## PROMPT
Copy each line of the listing where the word "table" can be found.

## PROVIDED ENTRIES

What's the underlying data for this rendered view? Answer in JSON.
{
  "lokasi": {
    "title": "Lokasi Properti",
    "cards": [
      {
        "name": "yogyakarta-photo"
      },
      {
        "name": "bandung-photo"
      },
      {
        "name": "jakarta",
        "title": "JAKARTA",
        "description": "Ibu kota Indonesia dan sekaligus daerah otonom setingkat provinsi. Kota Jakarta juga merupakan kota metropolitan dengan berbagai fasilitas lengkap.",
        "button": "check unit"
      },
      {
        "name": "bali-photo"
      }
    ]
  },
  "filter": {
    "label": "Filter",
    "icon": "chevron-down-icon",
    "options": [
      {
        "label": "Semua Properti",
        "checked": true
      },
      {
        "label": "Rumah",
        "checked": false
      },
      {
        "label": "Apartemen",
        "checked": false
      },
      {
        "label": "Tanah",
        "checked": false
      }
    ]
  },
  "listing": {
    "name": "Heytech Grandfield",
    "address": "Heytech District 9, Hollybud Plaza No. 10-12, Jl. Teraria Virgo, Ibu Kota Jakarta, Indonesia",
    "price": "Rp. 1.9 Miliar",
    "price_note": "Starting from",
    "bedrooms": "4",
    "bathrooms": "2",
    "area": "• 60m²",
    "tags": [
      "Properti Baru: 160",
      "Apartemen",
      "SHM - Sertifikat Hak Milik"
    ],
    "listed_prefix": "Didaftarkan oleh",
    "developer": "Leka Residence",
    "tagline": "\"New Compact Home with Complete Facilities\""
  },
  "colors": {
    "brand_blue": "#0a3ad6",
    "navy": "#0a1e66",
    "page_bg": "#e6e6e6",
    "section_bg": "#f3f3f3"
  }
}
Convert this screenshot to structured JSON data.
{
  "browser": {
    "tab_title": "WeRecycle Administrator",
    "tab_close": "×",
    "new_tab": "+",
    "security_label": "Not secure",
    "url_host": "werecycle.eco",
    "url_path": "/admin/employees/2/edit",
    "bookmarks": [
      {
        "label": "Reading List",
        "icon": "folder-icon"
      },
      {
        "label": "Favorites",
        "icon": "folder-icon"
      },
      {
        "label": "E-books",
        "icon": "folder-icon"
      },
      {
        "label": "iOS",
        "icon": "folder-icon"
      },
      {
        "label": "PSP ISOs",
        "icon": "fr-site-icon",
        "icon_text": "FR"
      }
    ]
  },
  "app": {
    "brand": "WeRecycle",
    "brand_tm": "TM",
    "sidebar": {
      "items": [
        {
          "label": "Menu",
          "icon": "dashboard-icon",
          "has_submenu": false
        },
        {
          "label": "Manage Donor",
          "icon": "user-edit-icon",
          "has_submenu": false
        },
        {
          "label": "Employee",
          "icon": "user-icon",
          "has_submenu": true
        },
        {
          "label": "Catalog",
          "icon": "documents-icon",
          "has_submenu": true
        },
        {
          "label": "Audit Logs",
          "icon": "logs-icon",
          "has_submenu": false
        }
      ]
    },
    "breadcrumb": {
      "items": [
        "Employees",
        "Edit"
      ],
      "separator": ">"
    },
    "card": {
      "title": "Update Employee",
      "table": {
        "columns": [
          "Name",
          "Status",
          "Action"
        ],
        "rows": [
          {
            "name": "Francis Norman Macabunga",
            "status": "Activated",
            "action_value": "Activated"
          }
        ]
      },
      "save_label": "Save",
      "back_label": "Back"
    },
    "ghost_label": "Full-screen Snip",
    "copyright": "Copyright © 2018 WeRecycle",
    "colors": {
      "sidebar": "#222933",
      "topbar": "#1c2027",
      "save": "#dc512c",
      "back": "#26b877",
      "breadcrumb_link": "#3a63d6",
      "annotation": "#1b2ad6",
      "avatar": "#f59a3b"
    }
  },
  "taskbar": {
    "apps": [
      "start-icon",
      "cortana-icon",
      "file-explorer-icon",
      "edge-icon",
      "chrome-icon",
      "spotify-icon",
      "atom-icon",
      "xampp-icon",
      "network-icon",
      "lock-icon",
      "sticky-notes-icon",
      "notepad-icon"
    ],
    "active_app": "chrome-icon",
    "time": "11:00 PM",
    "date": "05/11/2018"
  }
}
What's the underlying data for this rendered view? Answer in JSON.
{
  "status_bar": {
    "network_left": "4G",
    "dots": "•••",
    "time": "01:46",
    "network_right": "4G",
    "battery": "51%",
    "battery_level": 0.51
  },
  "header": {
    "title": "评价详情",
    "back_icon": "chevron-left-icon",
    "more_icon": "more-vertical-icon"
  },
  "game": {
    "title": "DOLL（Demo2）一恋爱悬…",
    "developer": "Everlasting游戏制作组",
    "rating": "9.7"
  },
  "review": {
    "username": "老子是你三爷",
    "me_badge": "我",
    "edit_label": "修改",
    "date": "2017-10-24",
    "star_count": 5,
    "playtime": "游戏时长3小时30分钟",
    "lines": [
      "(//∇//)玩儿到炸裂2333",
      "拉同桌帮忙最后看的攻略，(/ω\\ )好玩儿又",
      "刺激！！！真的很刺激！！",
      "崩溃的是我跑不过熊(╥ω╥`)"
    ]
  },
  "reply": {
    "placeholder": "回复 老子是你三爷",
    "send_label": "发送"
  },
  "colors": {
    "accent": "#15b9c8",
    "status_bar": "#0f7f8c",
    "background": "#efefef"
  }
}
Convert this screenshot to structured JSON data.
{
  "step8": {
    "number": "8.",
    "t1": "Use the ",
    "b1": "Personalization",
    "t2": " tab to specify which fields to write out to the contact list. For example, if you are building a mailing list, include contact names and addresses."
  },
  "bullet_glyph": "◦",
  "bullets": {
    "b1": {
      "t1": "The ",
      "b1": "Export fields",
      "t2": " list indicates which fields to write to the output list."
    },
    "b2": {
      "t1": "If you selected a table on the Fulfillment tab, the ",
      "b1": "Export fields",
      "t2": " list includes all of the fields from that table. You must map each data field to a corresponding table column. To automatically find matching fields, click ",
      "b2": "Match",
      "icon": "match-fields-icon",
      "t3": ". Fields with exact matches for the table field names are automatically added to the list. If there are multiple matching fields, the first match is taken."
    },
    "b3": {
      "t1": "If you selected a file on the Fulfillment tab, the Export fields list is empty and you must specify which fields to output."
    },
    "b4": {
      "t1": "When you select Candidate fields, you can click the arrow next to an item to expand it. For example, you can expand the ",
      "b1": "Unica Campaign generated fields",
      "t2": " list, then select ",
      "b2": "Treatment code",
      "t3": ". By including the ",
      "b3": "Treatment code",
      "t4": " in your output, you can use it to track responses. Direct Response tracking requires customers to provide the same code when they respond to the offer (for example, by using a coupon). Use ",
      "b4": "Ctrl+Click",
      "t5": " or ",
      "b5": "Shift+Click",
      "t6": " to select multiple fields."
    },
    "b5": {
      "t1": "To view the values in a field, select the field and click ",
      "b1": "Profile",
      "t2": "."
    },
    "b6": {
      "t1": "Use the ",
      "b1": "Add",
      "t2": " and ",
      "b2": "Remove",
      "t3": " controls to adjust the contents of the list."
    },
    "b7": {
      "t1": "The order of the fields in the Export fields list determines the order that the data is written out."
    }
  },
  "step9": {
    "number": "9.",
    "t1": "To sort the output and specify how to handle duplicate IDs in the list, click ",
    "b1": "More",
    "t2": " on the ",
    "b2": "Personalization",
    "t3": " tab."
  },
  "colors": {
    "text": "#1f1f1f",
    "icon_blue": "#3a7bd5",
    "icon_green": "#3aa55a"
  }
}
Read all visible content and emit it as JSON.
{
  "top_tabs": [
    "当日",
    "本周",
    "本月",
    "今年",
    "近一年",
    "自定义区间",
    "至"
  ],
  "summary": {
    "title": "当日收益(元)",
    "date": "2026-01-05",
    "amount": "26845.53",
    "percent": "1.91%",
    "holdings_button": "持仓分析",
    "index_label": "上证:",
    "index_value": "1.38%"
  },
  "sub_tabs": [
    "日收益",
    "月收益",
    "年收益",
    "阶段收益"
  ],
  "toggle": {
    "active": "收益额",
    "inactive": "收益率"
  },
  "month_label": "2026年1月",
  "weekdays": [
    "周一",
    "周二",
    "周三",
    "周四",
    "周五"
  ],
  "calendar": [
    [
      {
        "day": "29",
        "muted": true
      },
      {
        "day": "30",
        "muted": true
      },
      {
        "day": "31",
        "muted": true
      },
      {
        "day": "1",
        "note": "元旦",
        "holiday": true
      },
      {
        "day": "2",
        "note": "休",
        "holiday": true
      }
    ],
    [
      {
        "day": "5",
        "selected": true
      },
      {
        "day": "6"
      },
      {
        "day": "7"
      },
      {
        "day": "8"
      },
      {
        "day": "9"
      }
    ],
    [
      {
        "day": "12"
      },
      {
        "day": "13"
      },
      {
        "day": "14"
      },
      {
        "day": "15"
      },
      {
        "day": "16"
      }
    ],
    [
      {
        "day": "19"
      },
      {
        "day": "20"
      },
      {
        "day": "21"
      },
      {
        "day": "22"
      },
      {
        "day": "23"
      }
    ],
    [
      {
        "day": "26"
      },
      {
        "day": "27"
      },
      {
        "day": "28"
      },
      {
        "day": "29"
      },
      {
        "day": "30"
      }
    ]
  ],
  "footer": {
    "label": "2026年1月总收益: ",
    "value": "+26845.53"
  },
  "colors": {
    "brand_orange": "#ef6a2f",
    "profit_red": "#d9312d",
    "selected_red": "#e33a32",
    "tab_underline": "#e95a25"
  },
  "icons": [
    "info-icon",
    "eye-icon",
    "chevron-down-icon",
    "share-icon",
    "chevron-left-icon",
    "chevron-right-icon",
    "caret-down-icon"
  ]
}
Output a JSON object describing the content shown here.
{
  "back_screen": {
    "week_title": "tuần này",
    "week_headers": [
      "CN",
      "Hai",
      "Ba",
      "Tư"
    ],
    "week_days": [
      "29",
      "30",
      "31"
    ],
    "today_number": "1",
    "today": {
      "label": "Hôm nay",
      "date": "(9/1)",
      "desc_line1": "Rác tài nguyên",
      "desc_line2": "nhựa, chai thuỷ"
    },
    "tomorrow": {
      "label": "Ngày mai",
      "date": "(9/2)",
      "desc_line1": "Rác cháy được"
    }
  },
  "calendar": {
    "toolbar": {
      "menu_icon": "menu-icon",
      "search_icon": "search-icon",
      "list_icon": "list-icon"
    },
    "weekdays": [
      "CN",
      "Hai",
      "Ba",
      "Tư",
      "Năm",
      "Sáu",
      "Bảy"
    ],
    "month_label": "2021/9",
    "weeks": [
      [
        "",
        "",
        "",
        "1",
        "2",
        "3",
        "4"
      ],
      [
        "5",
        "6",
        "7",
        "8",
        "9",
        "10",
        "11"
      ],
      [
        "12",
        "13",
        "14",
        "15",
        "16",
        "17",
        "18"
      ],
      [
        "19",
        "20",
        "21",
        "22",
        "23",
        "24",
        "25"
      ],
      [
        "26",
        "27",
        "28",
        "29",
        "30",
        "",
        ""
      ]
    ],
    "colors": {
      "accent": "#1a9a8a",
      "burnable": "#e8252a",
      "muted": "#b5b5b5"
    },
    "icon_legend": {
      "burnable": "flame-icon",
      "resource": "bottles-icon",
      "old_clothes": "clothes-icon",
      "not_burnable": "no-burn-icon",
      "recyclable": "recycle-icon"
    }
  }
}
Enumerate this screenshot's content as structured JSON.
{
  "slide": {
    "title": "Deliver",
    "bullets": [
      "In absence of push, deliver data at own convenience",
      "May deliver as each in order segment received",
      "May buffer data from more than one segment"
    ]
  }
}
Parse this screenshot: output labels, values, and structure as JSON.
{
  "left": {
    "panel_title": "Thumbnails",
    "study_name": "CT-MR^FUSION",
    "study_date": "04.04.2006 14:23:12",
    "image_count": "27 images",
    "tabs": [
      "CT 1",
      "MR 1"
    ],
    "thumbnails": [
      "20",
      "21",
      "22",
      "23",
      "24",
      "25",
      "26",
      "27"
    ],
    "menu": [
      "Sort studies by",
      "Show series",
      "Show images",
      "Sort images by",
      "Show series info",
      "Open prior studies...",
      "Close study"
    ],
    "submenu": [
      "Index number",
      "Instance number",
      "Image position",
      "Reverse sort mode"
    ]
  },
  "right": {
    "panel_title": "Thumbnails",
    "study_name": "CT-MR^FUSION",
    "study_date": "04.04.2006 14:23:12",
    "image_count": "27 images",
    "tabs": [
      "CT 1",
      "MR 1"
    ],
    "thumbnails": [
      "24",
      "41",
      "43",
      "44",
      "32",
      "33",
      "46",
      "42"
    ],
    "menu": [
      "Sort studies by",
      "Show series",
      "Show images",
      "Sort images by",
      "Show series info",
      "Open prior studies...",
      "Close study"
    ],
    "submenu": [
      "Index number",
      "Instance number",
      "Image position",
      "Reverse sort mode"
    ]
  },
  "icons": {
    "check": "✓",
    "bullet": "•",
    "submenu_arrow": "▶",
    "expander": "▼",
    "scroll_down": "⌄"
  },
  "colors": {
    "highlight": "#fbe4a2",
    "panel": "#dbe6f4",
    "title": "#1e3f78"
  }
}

## WRITTEN ANSWER
      "table": {
      "t1": "If you selected a table on the Fulfillment tab, the ",
      "t2": " list includes all of the fields from that table. You must map each data field to a corresponding table column. To automatically find matching fields, click ",
      "t3": ". Fields with exact matches for the table field names are automatically added to the list. If there are multiple matching fields, the first match is taken."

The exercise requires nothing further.